Stomach acids can back into your throat when you suffer heartburn, especially at night. Your throat, vocal cords, and windpipe may get irritated, causing you to cough.
How To Cure Cough?
Let’s discuss some of the most common remedies for cough.
Several things can be done to benefit from over-the-counter cough medicines.
Your desire to cough is reduced with suppressants. Expectorants thin the mucus, which facilitates coughing.
You can use moist air, consume warm liquids, and cough drops, and inhale warm. Alternatively, select a cough drop that contains it. Add honey to the tea.
A youngster under a year old should never be given honey.
The most likely culprits are widespread viruses. After the illness has passed, the cough occasionally persists for weeks or months.
Your airways will start to recover with time, and the coughing will stop.
Allergens should be eliminated from your home if you suffer from allergies or asthma. Do not allow pets in your bedroom. When pollen season arrives, use AC to filter the air.
Even if you won’t feel any better right immediately, if you avoid the source of your discomfort, you will eventually feel better.
Can Black Coffee Help Reduce Cough?
Black coffee dissolves mucus as well as momentarily relieves it.
Due to the amount of caffeine it contains, two cups should be the maximum per day as excessive caffeine consumption is unhealthy.
Due to the caffeine in black and brown tea, thick mucus might develop as a result. Caffeine causes dehydration and thick mucus when consumed.
From sunrise until dark, clear liquids including broth, juice, water, and other beverages should be consumed.
By consuming sufficient water, a strong immune system combats illness. However, it’s best to stay away from things like coffee, energy drinks, and caffeine.
Energy Drinks You Can Try
If you’re quite health-conscious, here’s a list of energy drinks you might want to try:
- Energy drink consumption and coughing are not directly related, but in some cases, certain ingredients could be to blame.
- Excessive intake of caffeinated beverages can be one of the factors that contribute to coughing.
- In certain people, caffeine usage might either cause coughing to begin or make it worse. The effects of caffeine may vary depending on your daily intake, underlying medical issues, and your sensitivity to allergies, to name a few.
- Sugar can make cold or allergy symptoms worse, such as a continuously runny nose, a lot of mucus when coughing, and sinus infection symptoms.

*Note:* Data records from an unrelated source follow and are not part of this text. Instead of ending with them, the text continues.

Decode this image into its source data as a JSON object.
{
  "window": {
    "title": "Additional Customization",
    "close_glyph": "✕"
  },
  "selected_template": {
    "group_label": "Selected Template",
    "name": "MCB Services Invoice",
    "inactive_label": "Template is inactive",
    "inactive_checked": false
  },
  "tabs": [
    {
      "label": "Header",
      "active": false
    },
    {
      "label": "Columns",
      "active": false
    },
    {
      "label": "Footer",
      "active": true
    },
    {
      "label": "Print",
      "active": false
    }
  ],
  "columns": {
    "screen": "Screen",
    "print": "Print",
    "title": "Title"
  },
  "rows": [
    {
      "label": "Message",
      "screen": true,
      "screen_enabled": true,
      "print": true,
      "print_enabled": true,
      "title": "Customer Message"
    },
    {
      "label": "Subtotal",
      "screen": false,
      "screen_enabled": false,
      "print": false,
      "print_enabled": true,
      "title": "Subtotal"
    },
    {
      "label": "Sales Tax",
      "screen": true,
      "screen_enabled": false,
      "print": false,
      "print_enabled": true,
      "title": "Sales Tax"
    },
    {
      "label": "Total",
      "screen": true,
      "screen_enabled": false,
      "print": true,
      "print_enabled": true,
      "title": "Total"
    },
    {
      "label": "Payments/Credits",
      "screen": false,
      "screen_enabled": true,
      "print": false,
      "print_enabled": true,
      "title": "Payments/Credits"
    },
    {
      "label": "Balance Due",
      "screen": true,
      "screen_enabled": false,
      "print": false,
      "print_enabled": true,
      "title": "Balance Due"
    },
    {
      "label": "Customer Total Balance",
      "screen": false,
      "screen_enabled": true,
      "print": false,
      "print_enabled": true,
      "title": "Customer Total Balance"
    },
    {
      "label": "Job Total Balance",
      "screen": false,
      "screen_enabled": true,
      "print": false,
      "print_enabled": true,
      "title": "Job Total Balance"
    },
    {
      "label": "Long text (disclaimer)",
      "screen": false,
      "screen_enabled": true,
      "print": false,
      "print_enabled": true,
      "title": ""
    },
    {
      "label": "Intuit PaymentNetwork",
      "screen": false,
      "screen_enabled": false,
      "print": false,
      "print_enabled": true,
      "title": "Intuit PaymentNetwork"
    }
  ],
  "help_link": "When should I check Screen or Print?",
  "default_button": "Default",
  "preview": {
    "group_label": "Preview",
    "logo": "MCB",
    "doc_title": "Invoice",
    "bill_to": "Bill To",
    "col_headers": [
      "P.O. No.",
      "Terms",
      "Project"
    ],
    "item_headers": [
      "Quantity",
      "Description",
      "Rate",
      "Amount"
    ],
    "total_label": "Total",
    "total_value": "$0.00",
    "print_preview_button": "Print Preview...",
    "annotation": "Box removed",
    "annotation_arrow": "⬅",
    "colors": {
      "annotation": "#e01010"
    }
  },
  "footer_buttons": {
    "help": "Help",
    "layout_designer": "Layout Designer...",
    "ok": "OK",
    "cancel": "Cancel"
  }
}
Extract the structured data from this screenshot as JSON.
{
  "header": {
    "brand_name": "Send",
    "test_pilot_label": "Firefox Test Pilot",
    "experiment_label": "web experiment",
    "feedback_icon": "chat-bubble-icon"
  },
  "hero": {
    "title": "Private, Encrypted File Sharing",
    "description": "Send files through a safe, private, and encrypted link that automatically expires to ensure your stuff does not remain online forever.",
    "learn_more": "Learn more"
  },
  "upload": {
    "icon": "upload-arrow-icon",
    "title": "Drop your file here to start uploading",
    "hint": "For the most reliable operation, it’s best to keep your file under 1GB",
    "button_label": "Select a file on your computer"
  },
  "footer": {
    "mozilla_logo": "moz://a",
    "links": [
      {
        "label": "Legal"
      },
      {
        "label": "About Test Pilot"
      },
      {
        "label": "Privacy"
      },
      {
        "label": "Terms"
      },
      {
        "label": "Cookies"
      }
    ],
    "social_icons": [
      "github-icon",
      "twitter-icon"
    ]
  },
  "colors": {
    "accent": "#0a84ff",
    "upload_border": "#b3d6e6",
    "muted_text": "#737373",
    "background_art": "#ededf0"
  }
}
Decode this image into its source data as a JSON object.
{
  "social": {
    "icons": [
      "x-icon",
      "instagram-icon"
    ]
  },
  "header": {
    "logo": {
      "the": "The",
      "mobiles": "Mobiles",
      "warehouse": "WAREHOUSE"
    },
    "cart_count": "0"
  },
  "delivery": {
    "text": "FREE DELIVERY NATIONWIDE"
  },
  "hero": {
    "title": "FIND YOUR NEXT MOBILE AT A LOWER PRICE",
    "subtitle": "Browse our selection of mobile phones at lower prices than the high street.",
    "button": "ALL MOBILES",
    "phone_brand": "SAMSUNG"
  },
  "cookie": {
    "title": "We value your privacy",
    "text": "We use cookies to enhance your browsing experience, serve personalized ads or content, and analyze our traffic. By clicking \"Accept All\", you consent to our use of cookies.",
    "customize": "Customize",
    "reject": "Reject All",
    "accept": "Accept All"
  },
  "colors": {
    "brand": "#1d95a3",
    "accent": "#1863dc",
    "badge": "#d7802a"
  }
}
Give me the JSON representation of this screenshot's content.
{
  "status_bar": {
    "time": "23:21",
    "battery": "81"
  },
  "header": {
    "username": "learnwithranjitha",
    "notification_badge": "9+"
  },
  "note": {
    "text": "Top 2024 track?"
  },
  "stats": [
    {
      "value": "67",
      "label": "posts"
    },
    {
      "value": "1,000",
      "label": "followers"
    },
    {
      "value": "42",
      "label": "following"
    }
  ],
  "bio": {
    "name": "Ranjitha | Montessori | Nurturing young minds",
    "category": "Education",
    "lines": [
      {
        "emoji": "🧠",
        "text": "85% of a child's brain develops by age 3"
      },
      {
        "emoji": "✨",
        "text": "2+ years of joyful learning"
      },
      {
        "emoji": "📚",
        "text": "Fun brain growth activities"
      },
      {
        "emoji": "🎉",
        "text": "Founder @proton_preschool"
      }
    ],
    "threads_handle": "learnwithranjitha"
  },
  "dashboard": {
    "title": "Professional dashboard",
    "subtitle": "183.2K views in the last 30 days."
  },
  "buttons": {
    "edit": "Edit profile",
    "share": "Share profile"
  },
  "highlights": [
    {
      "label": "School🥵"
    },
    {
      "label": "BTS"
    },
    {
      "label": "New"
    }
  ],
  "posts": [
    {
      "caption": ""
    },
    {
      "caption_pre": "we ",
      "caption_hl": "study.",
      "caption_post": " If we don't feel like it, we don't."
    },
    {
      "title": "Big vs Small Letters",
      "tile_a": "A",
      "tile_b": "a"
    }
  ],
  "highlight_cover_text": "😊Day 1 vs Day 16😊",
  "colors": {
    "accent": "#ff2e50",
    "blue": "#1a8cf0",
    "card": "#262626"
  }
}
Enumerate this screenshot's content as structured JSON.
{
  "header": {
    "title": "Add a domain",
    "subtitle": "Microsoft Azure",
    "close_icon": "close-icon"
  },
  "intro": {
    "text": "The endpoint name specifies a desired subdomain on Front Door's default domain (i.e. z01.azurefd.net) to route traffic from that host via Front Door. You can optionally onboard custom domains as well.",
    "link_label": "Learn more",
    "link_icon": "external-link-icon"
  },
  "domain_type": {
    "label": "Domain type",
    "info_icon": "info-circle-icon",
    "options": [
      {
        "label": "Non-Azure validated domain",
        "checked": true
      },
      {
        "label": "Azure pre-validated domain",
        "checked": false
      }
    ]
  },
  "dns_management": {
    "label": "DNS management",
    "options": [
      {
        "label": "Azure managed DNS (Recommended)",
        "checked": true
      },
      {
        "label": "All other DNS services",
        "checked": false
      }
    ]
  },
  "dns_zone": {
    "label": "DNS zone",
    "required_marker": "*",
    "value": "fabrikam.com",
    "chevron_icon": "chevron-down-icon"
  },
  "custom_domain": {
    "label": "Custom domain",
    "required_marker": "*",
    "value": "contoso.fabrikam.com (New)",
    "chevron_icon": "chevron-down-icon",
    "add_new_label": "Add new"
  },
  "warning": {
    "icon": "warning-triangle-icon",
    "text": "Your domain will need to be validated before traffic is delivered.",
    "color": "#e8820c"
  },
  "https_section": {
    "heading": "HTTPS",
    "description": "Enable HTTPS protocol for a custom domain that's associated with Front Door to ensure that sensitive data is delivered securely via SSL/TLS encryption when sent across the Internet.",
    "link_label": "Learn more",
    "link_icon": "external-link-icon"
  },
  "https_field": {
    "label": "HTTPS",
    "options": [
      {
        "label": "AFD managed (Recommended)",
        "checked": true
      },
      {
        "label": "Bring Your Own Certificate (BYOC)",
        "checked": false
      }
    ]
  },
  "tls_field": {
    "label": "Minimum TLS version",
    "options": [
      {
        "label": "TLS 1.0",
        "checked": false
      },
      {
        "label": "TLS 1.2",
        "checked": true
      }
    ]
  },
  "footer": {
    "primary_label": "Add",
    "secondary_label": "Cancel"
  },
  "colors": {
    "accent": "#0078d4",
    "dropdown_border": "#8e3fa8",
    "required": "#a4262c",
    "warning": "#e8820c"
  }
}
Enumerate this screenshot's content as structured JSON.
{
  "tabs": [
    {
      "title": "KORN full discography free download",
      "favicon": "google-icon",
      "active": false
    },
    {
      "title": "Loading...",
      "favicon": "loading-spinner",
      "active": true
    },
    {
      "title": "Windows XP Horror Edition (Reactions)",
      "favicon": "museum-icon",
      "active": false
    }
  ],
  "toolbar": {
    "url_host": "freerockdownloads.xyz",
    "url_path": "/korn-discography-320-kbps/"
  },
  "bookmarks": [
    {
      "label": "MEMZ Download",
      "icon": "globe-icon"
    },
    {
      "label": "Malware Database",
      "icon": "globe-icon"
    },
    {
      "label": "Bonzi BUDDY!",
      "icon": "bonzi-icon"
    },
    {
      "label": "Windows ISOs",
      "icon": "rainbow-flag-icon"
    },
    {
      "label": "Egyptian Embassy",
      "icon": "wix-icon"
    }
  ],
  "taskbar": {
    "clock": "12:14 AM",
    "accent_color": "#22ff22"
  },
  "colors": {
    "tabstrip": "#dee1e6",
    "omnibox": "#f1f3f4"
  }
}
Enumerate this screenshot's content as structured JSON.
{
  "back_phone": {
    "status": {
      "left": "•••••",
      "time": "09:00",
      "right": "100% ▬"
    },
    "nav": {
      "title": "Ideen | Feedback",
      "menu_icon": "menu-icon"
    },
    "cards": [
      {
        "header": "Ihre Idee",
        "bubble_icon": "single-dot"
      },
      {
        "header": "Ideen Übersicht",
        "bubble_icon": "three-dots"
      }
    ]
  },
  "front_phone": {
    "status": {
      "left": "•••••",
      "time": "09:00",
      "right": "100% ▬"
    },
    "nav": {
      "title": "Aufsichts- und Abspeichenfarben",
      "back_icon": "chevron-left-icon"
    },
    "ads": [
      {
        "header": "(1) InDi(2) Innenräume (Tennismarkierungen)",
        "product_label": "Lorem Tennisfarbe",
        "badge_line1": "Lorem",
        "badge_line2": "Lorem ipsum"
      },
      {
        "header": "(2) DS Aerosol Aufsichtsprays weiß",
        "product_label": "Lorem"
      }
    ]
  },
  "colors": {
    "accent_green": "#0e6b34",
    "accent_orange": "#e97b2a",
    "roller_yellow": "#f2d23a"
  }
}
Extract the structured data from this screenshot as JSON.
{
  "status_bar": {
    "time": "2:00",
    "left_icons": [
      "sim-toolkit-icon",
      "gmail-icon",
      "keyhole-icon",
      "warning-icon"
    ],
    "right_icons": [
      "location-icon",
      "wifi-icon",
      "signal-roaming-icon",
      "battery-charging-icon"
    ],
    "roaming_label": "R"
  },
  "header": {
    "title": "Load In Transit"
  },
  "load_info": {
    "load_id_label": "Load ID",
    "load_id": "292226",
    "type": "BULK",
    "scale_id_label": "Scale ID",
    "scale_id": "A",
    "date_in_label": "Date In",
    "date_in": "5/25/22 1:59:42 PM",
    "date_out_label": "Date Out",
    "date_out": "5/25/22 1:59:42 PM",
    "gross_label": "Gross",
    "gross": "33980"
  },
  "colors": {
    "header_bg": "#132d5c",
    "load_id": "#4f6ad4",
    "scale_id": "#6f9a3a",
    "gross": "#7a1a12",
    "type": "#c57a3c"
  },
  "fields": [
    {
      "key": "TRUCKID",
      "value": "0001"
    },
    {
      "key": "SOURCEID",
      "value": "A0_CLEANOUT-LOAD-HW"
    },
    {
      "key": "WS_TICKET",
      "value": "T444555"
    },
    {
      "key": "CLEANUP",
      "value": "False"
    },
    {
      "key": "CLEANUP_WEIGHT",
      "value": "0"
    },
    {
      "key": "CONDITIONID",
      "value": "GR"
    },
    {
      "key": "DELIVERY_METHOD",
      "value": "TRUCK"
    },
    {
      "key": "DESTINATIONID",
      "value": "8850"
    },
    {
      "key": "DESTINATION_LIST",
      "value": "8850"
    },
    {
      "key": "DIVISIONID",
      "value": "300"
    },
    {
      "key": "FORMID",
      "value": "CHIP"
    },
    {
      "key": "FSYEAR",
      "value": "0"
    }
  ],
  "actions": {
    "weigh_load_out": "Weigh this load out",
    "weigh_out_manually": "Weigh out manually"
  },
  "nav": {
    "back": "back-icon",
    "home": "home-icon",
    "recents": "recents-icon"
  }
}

- Ginseng can be used to treat a persistent dry cough as it has anti-inflammatory and painkilling properties.
- To be on the safe side, consume energy drinks moderately.